**Your instructions**.
Nothing in the records should change; write them all out exactly.

**Given data**.
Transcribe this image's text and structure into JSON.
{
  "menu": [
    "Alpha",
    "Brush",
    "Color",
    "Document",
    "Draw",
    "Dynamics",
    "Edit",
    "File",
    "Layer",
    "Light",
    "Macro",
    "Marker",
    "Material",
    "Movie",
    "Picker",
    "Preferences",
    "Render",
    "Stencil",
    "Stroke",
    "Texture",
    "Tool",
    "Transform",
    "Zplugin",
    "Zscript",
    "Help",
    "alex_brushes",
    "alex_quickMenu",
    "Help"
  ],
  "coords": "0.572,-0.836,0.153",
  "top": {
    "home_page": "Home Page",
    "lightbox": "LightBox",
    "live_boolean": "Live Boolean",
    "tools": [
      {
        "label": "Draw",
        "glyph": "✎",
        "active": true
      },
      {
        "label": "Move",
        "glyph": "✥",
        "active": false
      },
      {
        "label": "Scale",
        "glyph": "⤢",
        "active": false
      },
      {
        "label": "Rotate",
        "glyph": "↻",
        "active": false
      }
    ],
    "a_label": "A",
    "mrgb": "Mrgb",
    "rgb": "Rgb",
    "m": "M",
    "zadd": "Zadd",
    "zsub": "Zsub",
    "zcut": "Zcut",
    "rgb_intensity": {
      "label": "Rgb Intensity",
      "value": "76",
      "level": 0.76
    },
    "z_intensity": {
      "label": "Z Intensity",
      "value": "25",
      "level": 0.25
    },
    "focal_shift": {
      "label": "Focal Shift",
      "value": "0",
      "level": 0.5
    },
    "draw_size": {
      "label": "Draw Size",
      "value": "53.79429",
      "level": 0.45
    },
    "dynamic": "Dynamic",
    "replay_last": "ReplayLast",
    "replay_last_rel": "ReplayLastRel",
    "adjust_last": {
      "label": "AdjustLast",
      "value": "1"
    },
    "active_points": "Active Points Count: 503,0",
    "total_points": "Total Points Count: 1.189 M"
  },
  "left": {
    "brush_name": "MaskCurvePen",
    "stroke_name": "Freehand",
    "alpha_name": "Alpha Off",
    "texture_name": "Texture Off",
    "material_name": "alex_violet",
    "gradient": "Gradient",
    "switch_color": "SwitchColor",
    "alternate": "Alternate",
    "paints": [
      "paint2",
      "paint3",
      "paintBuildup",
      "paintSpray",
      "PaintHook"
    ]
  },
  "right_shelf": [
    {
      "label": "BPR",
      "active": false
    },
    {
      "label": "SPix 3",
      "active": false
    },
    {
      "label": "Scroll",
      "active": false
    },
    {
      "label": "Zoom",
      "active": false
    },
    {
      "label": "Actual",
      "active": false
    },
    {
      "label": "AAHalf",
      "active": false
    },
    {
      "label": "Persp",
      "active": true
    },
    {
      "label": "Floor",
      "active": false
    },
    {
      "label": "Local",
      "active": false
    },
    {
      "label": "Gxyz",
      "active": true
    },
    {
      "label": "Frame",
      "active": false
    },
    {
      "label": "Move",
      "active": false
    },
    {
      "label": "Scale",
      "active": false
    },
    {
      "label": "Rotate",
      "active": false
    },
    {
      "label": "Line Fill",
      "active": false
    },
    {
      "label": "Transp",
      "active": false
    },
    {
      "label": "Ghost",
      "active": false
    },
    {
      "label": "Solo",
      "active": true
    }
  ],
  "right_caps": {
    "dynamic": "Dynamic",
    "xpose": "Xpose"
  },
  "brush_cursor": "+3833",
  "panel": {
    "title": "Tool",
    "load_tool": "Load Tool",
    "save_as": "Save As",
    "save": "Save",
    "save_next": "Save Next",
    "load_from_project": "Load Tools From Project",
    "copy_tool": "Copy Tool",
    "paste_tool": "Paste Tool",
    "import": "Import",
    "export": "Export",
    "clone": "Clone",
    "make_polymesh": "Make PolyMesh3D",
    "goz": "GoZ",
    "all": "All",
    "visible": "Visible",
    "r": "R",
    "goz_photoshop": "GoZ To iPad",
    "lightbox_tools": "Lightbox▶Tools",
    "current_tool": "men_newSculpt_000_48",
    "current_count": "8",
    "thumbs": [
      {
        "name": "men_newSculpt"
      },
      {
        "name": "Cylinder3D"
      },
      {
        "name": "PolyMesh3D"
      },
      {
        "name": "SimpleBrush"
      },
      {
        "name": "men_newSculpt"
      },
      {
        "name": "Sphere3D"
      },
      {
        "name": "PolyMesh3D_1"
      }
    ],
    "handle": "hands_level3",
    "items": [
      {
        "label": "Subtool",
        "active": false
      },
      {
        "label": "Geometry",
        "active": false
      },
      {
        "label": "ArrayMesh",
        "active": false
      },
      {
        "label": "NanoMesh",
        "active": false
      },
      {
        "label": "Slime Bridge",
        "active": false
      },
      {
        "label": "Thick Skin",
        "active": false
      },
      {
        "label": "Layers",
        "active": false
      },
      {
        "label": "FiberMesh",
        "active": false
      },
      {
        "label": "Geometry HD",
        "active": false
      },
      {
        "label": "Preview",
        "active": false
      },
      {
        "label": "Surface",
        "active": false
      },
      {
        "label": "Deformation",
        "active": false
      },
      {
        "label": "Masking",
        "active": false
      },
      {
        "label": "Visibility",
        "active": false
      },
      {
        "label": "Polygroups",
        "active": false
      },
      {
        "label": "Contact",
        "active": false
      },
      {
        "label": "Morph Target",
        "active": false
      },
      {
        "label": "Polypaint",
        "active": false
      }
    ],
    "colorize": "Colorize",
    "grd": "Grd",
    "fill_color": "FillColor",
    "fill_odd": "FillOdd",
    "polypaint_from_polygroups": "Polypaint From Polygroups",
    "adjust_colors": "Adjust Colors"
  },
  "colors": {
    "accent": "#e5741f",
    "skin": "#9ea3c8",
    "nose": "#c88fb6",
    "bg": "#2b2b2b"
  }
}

**Response**.
Transcribe this image's text and structure into JSON.
{
  "menu": [
    "Alpha",
    "Brush",
    "Color",
    "Document",
    "Draw",
    "Dynamics",
    "Edit",
    "File",
    "Layer",
    "Light",
    "Macro",
    "Marker",
    "Material",
    "Movie",
    "Picker",
    "Preferences",
    "Render",
    "Stencil",
    "Stroke",
    "Texture",
    "Tool",
    "Transform",
    "Zplugin",
    "Zscript",
    "Help",
    "alex_brushes",
    "alex_quickMenu",
    "Help"
  ],
  "coords": "0.572,-0.836,0.153",
  "top": {
    "home_page": "Home Page",
    "lightbox": "LightBox",
    "live_boolean": "Live Boolean",
    "tools": [
      {
        "label": "Draw",
        "glyph": "✎",
        "active": true
      },
      {
        "label": "Move",
        "glyph": "✥",
        "active": false
      },
      {
        "label": "Scale",
        "glyph": "⤢",
        "active": false
      },
      {
        "label": "Rotate",
        "glyph": "↻",
        "active": false
      }
    ],
    "a_label": "A",
    "mrgb": "Mrgb",
    "rgb": "Rgb",
    "m": "M",
    "zadd": "Zadd",
    "zsub": "Zsub",
    "zcut": "Zcut",
    "rgb_intensity": {
      "label": "Rgb Intensity",
      "value": "76",
      "level": 0.76
    },
    "z_intensity": {
      "label": "Z Intensity",
      "value": "25",
      "level": 0.25
    },
    "focal_shift": {
      "label": "Focal Shift",
      "value": "0",
      "level": 0.5
    },
    "draw_size": {
      "label": "Draw Size",
      "value": "53.79429",
      "level": 0.45
    },
    "dynamic": "Dynamic",
    "replay_last": "ReplayLast",
    "replay_last_rel": "ReplayLastRel",
    "adjust_last": {
      "label": "AdjustLast",
      "value": "1"
    },
    "active_points": "Active Points Count: 503,0",
    "total_points": "Total Points Count: 1.189 M"
  },
  "left": {
    "brush_name": "MaskCurvePen",
    "stroke_name": "Freehand",
    "alpha_name": "Alpha Off",
    "texture_name": "Texture Off",
    "material_name": "alex_violet",
    "gradient": "Gradient",
    "switch_color": "SwitchColor",
    "alternate": "Alternate",
    "paints": [
      "paint2",
      "paint3",
      "paintBuildup",
      "paintSpray",
      "PaintHook"
    ]
  },
  "right_shelf": [
    {
      "label": "BPR",
      "active": false
    },
    {
      "label": "SPix 3",
      "active": false
    },
    {
      "label": "Scroll",
      "active": false
    },
    {
      "label": "Zoom",
      "active": false
    },
    {
      "label": "Actual",
      "active": false
    },
    {
      "label": "AAHalf",
      "active": false
    },
    {
      "label": "Persp",
      "active": true
    },
    {
      "label": "Floor",
      "active": false
    },
    {
      "label": "Local",
      "active": false
    },
    {
      "label": "Gxyz",
      "active": true
    },
    {
      "label": "Frame",
      "active": false
    },
    {
      "label": "Move",
      "active": false
    },
    {
      "label": "Scale",
      "active": false
    },
    {
      "label": "Rotate",
      "active": false
    },
    {
      "label": "Line Fill",
      "active": false
    },
    {
      "label": "Transp",
      "active": false
    },
    {
      "label": "Ghost",
      "active": false
    },
    {
      "label": "Solo",
      "active": true
    }
  ],
  "right_caps": {
    "dynamic": "Dynamic",
    "xpose": "Xpose"
  },
  "brush_cursor": "+3833",
  "panel": {
    "title": "Tool",
    "load_tool": "Load Tool",
    "save_as": "Save As",
    "save": "Save",
    "save_next": "Save Next",
    "load_from_project": "Load Tools From Project",
    "copy_tool": "Copy Tool",
    "paste_tool": "Paste Tool",
    "import": "Import",
    "export": "Export",
    "clone": "Clone",
    "make_polymesh": "Make PolyMesh3D",
    "goz": "GoZ",
    "all": "All",
    "visible": "Visible",
    "r": "R",
    "goz_photoshop": "GoZ To iPad",
    "lightbox_tools": "Lightbox▶Tools",
    "current_tool": "men_newSculpt_000_48",
    "current_count": "8",
    "thumbs": [
      {
        "name": "men_newSculpt"
      },
      {
        "name": "Cylinder3D"
      },
      {
        "name": "PolyMesh3D"
      },
      {
        "name": "SimpleBrush"
      },
      {
        "name": "men_newSculpt"
      },
      {
        "name": "Sphere3D"
      },
      {
        "name": "PolyMesh3D_1"
      }
    ],
    "handle": "hands_level3",
    "items": [
      {
        "label": "Subtool",
        "active": false
      },
      {
        "label": "Geometry",
        "active": false
      },
      {
        "label": "ArrayMesh",
        "active": false
      },
      {
        "label": "NanoMesh",
        "active": false
      },
      {
        "label": "Slime Bridge",
        "active": false
      },
      {
        "label": "Thick Skin",
        "active": false
      },
      {
        "label": "Layers",
        "active": false
      },
      {
        "label": "FiberMesh",
        "active": false
      },
      {
        "label": "Geometry HD",
        "active": false
      },
      {
        "label": "Preview",
        "active": false
      },
      {
        "label": "Surface",
        "active": false
      },
      {
        "label": "Deformation",
        "active": false
      },
      {
        "label": "Masking",
        "active": false
      },
      {
        "label": "Visibility",
        "active": false
      },
      {
        "label": "Polygroups",
        "active": false
      },
      {
        "label": "Contact",
        "active": false
      },
      {
        "label": "Morph Target",
        "active": false
      },
      {
        "label": "Polypaint",
        "active": false
      }
    ],
    "colorize": "Colorize",
    "grd": "Grd",
    "fill_color": "FillColor",
    "fill_odd": "FillOdd",
    "polypaint_from_polygroups": "Polypaint From Polygroups",
    "adjust_colors": "Adjust Colors"
  },
  "colors": {
    "accent": "#e5741f",
    "skin": "#9ea3c8",
    "nose": "#c88fb6",
    "bg": "#2b2b2b"
  }
}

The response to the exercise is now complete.